**Data to process:**
↓

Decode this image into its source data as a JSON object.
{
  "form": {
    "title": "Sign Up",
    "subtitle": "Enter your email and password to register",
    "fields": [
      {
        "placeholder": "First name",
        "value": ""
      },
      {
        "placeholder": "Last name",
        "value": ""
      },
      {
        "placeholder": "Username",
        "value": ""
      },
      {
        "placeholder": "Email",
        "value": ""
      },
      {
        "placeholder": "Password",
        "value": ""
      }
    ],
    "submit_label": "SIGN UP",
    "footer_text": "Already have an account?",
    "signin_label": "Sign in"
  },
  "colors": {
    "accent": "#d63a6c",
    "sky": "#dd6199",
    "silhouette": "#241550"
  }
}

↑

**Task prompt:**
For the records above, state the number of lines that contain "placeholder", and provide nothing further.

**Finished task:**
5